Interface dataset entries
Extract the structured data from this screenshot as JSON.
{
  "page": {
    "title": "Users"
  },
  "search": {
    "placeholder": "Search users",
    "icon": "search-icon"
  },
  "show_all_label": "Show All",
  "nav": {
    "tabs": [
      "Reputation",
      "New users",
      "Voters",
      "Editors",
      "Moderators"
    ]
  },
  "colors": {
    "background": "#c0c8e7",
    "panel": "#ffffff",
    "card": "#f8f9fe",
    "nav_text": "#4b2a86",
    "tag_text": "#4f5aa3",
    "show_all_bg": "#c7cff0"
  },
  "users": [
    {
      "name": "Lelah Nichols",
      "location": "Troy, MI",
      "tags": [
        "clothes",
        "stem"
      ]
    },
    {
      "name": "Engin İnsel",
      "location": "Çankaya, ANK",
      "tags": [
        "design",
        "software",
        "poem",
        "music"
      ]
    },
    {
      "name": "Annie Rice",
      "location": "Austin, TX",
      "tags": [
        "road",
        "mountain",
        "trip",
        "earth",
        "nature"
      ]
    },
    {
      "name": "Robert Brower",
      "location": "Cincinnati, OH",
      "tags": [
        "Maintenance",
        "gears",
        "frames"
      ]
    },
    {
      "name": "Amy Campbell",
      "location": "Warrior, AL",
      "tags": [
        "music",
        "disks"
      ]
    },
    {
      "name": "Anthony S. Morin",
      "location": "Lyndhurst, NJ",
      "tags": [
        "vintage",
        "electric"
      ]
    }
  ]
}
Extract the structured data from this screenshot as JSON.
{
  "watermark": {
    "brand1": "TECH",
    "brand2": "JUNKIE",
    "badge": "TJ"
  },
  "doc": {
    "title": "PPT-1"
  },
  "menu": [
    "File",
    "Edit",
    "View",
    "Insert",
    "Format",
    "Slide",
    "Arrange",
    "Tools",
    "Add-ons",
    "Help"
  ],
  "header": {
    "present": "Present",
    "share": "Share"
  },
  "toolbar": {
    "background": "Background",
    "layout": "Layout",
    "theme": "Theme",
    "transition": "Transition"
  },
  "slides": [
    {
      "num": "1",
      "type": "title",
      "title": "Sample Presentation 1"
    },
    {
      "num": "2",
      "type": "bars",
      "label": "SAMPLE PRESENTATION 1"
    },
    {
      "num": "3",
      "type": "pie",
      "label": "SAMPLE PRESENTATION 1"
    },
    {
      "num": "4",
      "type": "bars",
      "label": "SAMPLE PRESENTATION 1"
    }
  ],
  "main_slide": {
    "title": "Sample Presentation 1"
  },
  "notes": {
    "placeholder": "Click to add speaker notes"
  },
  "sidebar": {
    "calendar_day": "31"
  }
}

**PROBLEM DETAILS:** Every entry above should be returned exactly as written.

**RESPONSE BOX:**
Extract the structured data from this screenshot as JSON.
{
  "page": {
    "title": "Users"
  },
  "search": {
    "placeholder": "Search users",
    "icon": "search-icon"
  },
  "show_all_label": "Show All",
  "nav": {
    "tabs": [
      "Reputation",
      "New users",
      "Voters",
      "Editors",
      "Moderators"
    ]
  },
  "colors": {
    "background": "#c0c8e7",
    "panel": "#ffffff",
    "card": "#f8f9fe",
    "nav_text": "#4b2a86",
    "tag_text": "#4f5aa3",
    "show_all_bg": "#c7cff0"
  },
  "users": [
    {
      "name": "Lelah Nichols",
      "location": "Troy, MI",
      "tags": [
        "clothes",
        "stem"
      ]
    },
    {
      "name": "Engin İnsel",
      "location": "Çankaya, ANK",
      "tags": [
        "design",
        "software",
        "poem",
        "music"
      ]
    },
    {
      "name": "Annie Rice",
      "location": "Austin, TX",
      "tags": [
        "road",
        "mountain",
        "trip",
        "earth",
        "nature"
      ]
    },
    {
      "name": "Robert Brower",
      "location": "Cincinnati, OH",
      "tags": [
        "Maintenance",
        "gears",
        "frames"
      ]
    },
    {
      "name": "Amy Campbell",
      "location": "Warrior, AL",
      "tags": [
        "music",
        "disks"
      ]
    },
    {
      "name": "Anthony S. Morin",
      "location": "Lyndhurst, NJ",
      "tags": [
        "vintage",
        "electric"
      ]
    }
  ]
}
Extract the structured data from this screenshot as JSON.
{
  "watermark": {
    "brand1": "TECH",
    "brand2": "JUNKIE",
    "badge": "TJ"
  },
  "doc": {
    "title": "PPT-1"
  },
  "menu": [
    "File",
    "Edit",
    "View",
    "Insert",
    "Format",
    "Slide",
    "Arrange",
    "Tools",
    "Add-ons",
    "Help"
  ],
  "header": {
    "present": "Present",
    "share": "Share"
  },
  "toolbar": {
    "background": "Background",
    "layout": "Layout",
    "theme": "Theme",
    "transition": "Transition"
  },
  "slides": [
    {
      "num": "1",
      "type": "title",
      "title": "Sample Presentation 1"
    },
    {
      "num": "2",
      "type": "bars",
      "label": "SAMPLE PRESENTATION 1"
    },
    {
      "num": "3",
      "type": "pie",
      "label": "SAMPLE PRESENTATION 1"
    },
    {
      "num": "4",
      "type": "bars",
      "label": "SAMPLE PRESENTATION 1"
    }
  ],
  "main_slide": {
    "title": "Sample Presentation 1"
  },
  "notes": {
    "placeholder": "Click to add speaker notes"
  },
  "sidebar": {
    "calendar_day": "31"
  }
}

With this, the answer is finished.